With his delicately photographed mid-region and rubbery pseudo-Midwestern twang, there’s no doubt that Kevin Costner’s performance is the main attraction of Ivan Reitman’s Draft Day, but by film’s end it’s clear that the actor is less interrogating a stereotype than selling it. Costner stars as Sonny Weaver Jr., a beleaguered Cleveland Browns GM who, just a week after the death of his father (the team’s beloved former coach), must decide which players to keep and which to trade. The team’s owner, Anthony Molina (Frank Langella), demands that he “make a splash” by picking Heisman Trophy winner Bo Callahan (Josh Pence), even though Weaver thinks the young star’s background stinks.
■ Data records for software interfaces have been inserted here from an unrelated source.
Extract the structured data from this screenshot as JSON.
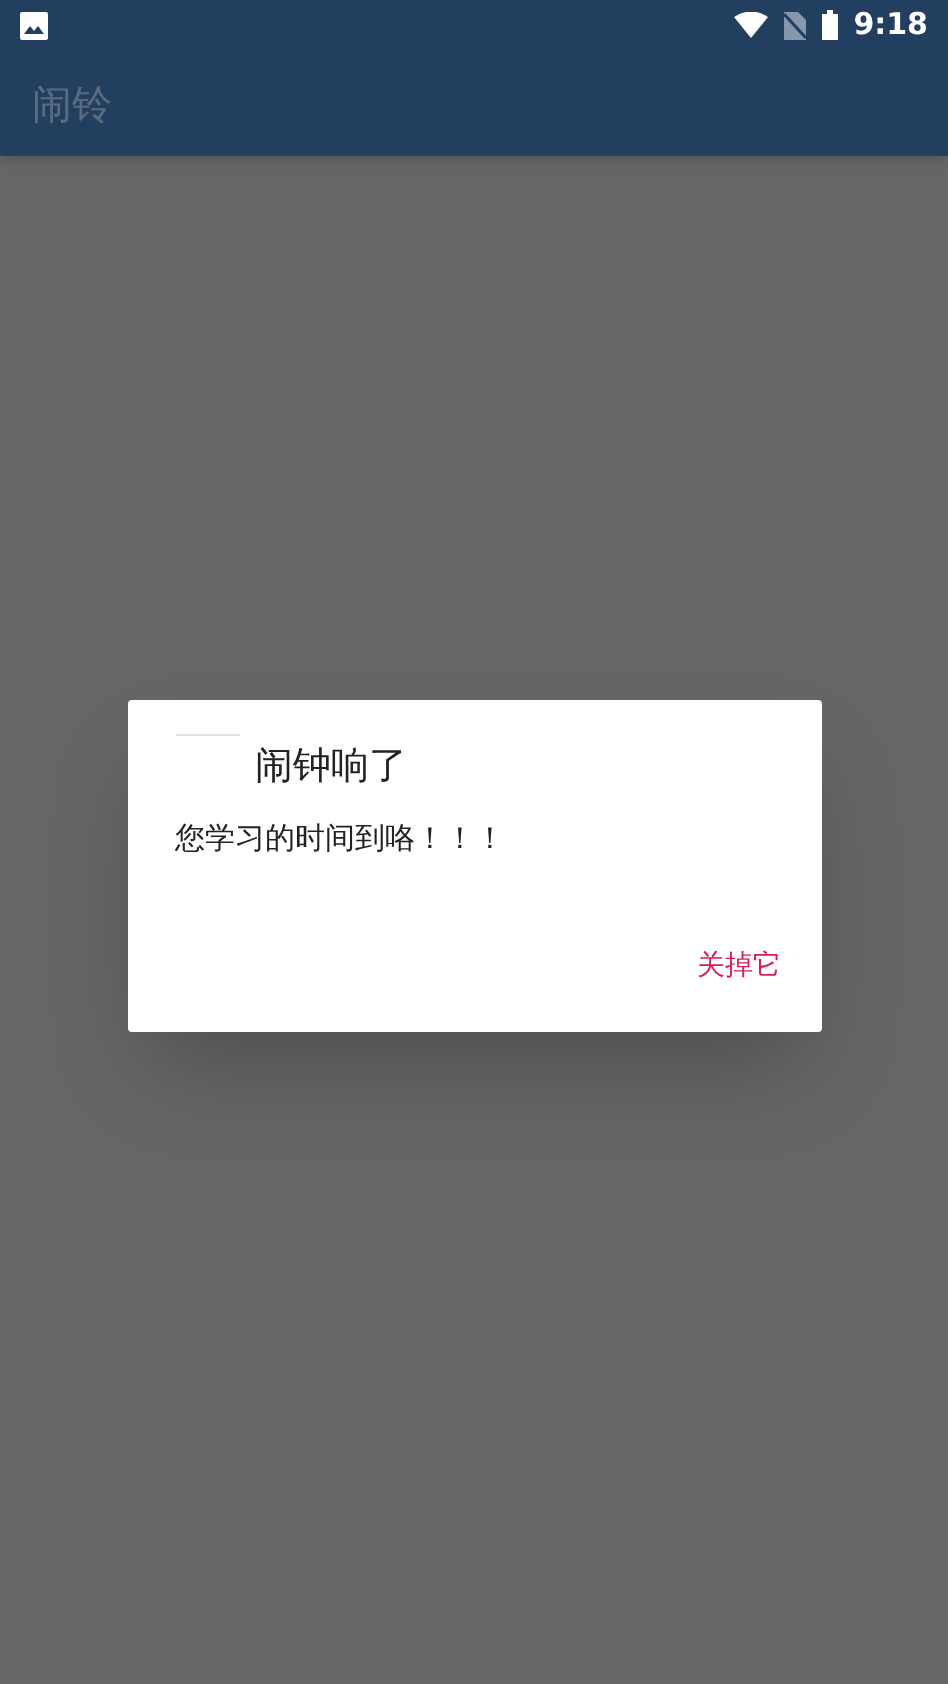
{
  "status_bar": {
    "time": "9:18"
  },
  "app_bar": {
    "title": "闹铃"
  },
  "dialog": {
    "title": "闹钟响了",
    "message": "您学习的时间到咯！！！",
    "buttons": [
      "关掉它"
    ]
  }
}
These destiny-forging bottlenecks aside, his co-worker, Ali (Jennifer Garner), has told him she’s pregnant with his child. All of Weaver’s reputations—as a companion, a son, and the leader of a professional sports franchise—are being challenged at once.
Ticking down the hours before the NFL Draft ceremony, Rajiv Joseph and Scott Rothman’s screenplay works most smoothly when it’s turning the screws against Weaver. None of his arguments with his brain trust, negotiations with other GMs (rendered in bizarre but inoffensive split-screen panel-edits), or botched apologies to Ali threaten to upend the movie’s emotional flow for good, but they pile up nervewrackingly. If the writers over-peppered Weaver’s backroom exchanges with empty Sorkinesque rhetorical quips and nostalgic game trivia deliberately to drive him to the brink of madness, it works. But whenever the odds look truly insurmountable, that’s about when the film reels itself back in with a speech from Costner, as if bitch-slapping both viewers and his colleagues back into giving a damn about what really matters. His scenes with Ali are the closest the film gets to portraying Weaver as a jerk, but she mostly just wants him to go public with their relationship—to restore her dignity as an integral member of his team.
He invariably chokes on decisions like these, until the cruelly obvious third act congeals the film as a wet-eyed monument to Weaver’s particular brand of American manliness, one that values gut instinct, it’s implied, over cold and ruthless calculations. All of the U.S. watches as Weaver unerringly, unflinchingly restructures the Browns without disappointing the fans or betraying his coach, his partners; instead, his picks send shockwaves of goodwill blasting throughout Ohio in repeat waves of sports-fan ecstasy. The script is so passionate about upending Weaver’s battalion of naysayers and giving him the upper hand that Draft Day becomes a sore winner: a suspiciously slick hagiography of a modern-day hero who doesn’t actually exist. Weaver finally goes public in his relationship with Ali, and announces to his mother that they’re having a baby, but these moments don’t register as mature decisions so much as rewards for his team-management skills